|International Classification||A61P25/28, G01N33/68, A61K33/06, A61B10/00|
|Apr 27, 1988||AS||Assignment|
Owner name: BIONIX CORPORATION, 10899 DEBORAH DRIVE, POTOMAC,
Free format text: ASSIGNMENT OF ASSIGNORS INTEREST.;ASSIGNOR:GLICK, LESLIE J.;REEL/FRAME:004889/0315
Effective date: 19880426
Owner name: BIONIX CORPORATION, MARYLAND
Free format text: ASSIGNMENT OF ASSIGNORS INTEREST;ASSIGNOR:GLICK, LESLIE J.;REEL/FRAME:004889/0315
Effective date: 19880426
|Apr 3, 1990||CC||Certificate of correction|
|Jan 6, 1993||REMI||Maintenance fee reminder mailed|

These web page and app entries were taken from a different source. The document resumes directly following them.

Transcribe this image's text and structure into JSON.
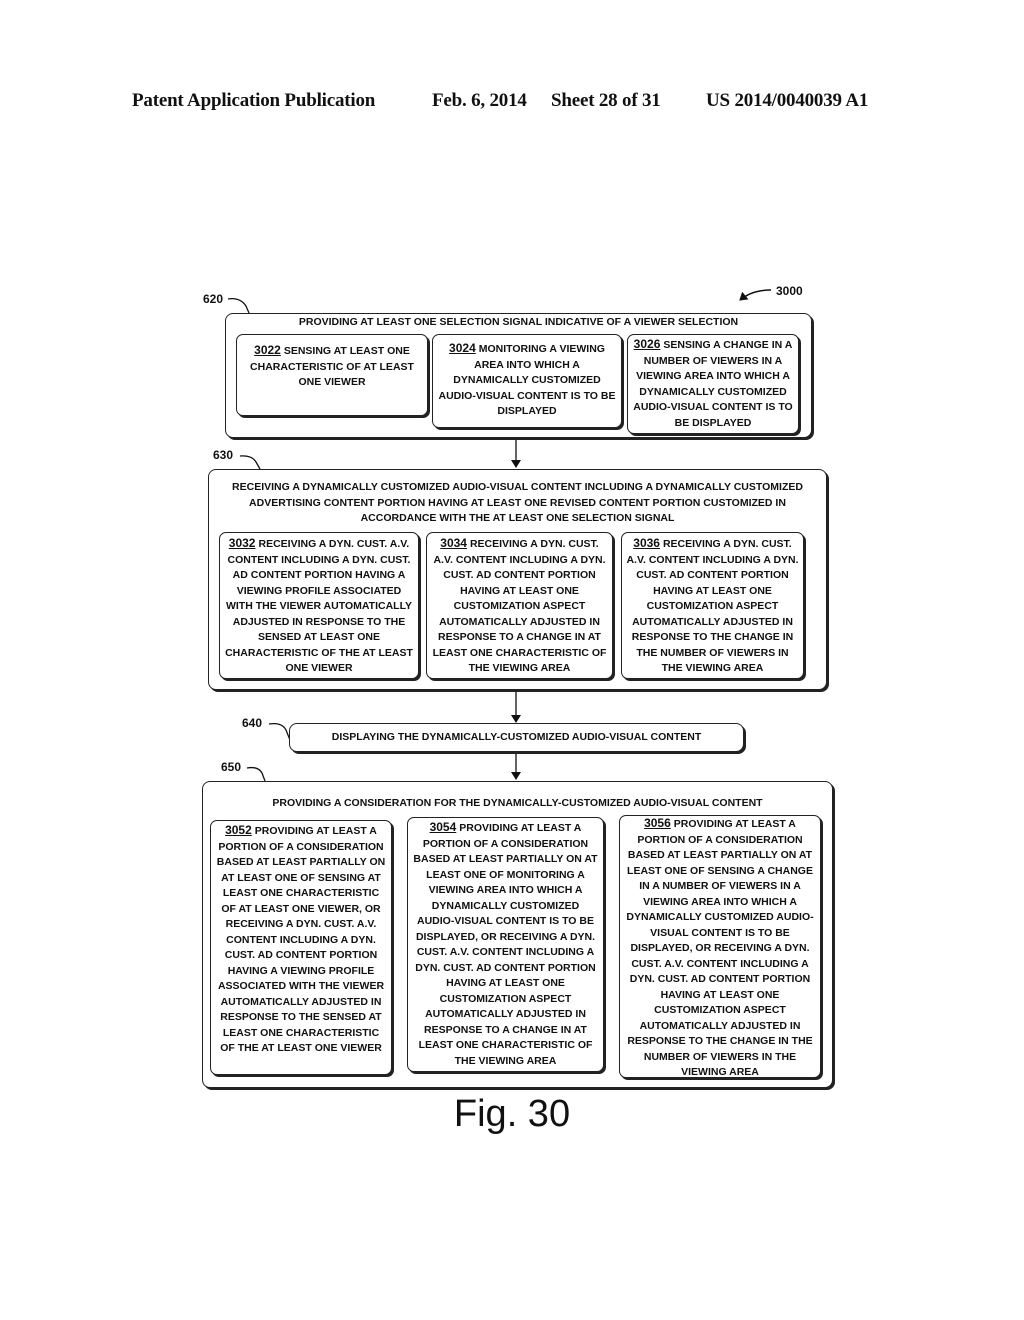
{
  "header": {
    "publication": "Patent Application Publication",
    "date": "Feb. 6, 2014",
    "sheet": "Sheet 28 of 31",
    "patent_number": "US 2014/0040039 A1"
  },
  "figure_ref": "3000",
  "figure_label": "Fig. 30",
  "blocks": {
    "b620": {
      "ref": "620",
      "title": "PROVIDING AT LEAST ONE SELECTION SIGNAL INDICATIVE OF A VIEWER SELECTION",
      "subs": [
        {
          "num": "3022",
          "text": "SENSING AT LEAST ONE CHARACTERISTIC OF AT LEAST ONE VIEWER"
        },
        {
          "num": "3024",
          "text": "MONITORING A VIEWING AREA INTO WHICH A DYNAMICALLY CUSTOMIZED AUDIO-VISUAL CONTENT IS TO BE DISPLAYED"
        },
        {
          "num": "3026",
          "text": "SENSING A CHANGE IN A NUMBER OF VIEWERS IN A VIEWING AREA INTO WHICH A DYNAMICALLY CUSTOMIZED AUDIO-VISUAL CONTENT IS TO BE DISPLAYED"
        }
      ]
    },
    "b630": {
      "ref": "630",
      "title": "RECEIVING A DYNAMICALLY CUSTOMIZED AUDIO-VISUAL CONTENT INCLUDING A DYNAMICALLY CUSTOMIZED ADVERTISING CONTENT PORTION HAVING AT LEAST ONE REVISED CONTENT PORTION CUSTOMIZED IN ACCORDANCE WITH THE AT LEAST ONE SELECTION SIGNAL",
      "subs": [
        {
          "num": "3032",
          "text": "RECEIVING A DYN. CUST. A.V. CONTENT INCLUDING A DYN. CUST. AD CONTENT PORTION HAVING A VIEWING PROFILE ASSOCIATED WITH THE VIEWER AUTOMATICALLY ADJUSTED IN RESPONSE TO THE SENSED AT LEAST ONE CHARACTERISTIC OF THE AT LEAST ONE VIEWER"
        },
        {
          "num": "3034",
          "text": "RECEIVING A DYN. CUST. A.V. CONTENT INCLUDING A DYN. CUST. AD CONTENT PORTION HAVING AT LEAST ONE CUSTOMIZATION ASPECT AUTOMATICALLY ADJUSTED IN RESPONSE TO A CHANGE IN AT LEAST ONE CHARACTERISTIC OF THE VIEWING AREA"
        },
        {
          "num": "3036",
          "text": "RECEIVING A DYN. CUST. A.V. CONTENT INCLUDING A DYN. CUST. AD CONTENT PORTION HAVING AT LEAST ONE CUSTOMIZATION ASPECT AUTOMATICALLY ADJUSTED IN RESPONSE TO THE CHANGE IN THE NUMBER OF VIEWERS IN THE VIEWING AREA"
        }
      ]
    },
    "b640": {
      "ref": "640",
      "title": "DISPLAYING THE DYNAMICALLY-CUSTOMIZED AUDIO-VISUAL CONTENT"
    },
    "b650": {
      "ref": "650",
      "title": "PROVIDING A CONSIDERATION FOR THE DYNAMICALLY-CUSTOMIZED AUDIO-VISUAL CONTENT",
      "subs": [
        {
          "num": "3052",
          "text": "PROVIDING AT LEAST A PORTION OF A CONSIDERATION BASED AT LEAST PARTIALLY ON AT LEAST ONE OF SENSING AT LEAST ONE CHARACTERISTIC OF AT LEAST ONE VIEWER, OR RECEIVING A DYN. CUST. A.V. CONTENT INCLUDING A DYN. CUST. AD CONTENT PORTION HAVING A VIEWING PROFILE ASSOCIATED WITH THE VIEWER AUTOMATICALLY ADJUSTED IN RESPONSE TO THE SENSED AT LEAST ONE CHARACTERISTIC OF THE AT LEAST ONE VIEWER"
        },
        {
          "num": "3054",
          "text": "PROVIDING AT LEAST A PORTION OF A CONSIDERATION BASED AT LEAST PARTIALLY ON AT LEAST ONE OF MONITORING A VIEWING AREA INTO WHICH A DYNAMICALLY CUSTOMIZED AUDIO-VISUAL CONTENT IS TO BE DISPLAYED, OR RECEIVING A DYN. CUST. A.V. CONTENT INCLUDING A DYN. CUST. AD CONTENT PORTION HAVING AT LEAST ONE CUSTOMIZATION ASPECT AUTOMATICALLY ADJUSTED IN RESPONSE TO A CHANGE IN AT LEAST ONE CHARACTERISTIC OF THE VIEWING AREA"
        },
        {
          "num": "3056",
          "text": "PROVIDING AT LEAST A PORTION OF A CONSIDERATION BASED AT LEAST PARTIALLY ON AT LEAST ONE OF SENSING A CHANGE IN A NUMBER OF VIEWERS IN A VIEWING AREA INTO WHICH A DYNAMICALLY CUSTOMIZED AUDIO-VISUAL CONTENT IS TO BE DISPLAYED, OR RECEIVING A DYN. CUST. A.V. CONTENT INCLUDING A DYN. CUST. AD CONTENT PORTION HAVING AT LEAST ONE CUSTOMIZATION ASPECT AUTOMATICALLY ADJUSTED IN RESPONSE TO THE CHANGE IN THE NUMBER OF VIEWERS IN THE VIEWING AREA"
        }
      ]
    }
  }
}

|Mar 1, 1993||SULP||Surcharge for late payment|
|Mar 1, 1993||FPAY||Fee payment|
Year of fee payment: 4
|Jan 14, 1997||REMI||Maintenance fee reminder mailed|
|Jun 8, 1997||LAPS||Lapse for failure to pay maintenance fees|
|Aug 19, 1997||FP||Expired due to failure to pay maintenance fee|
Effective date: 19970611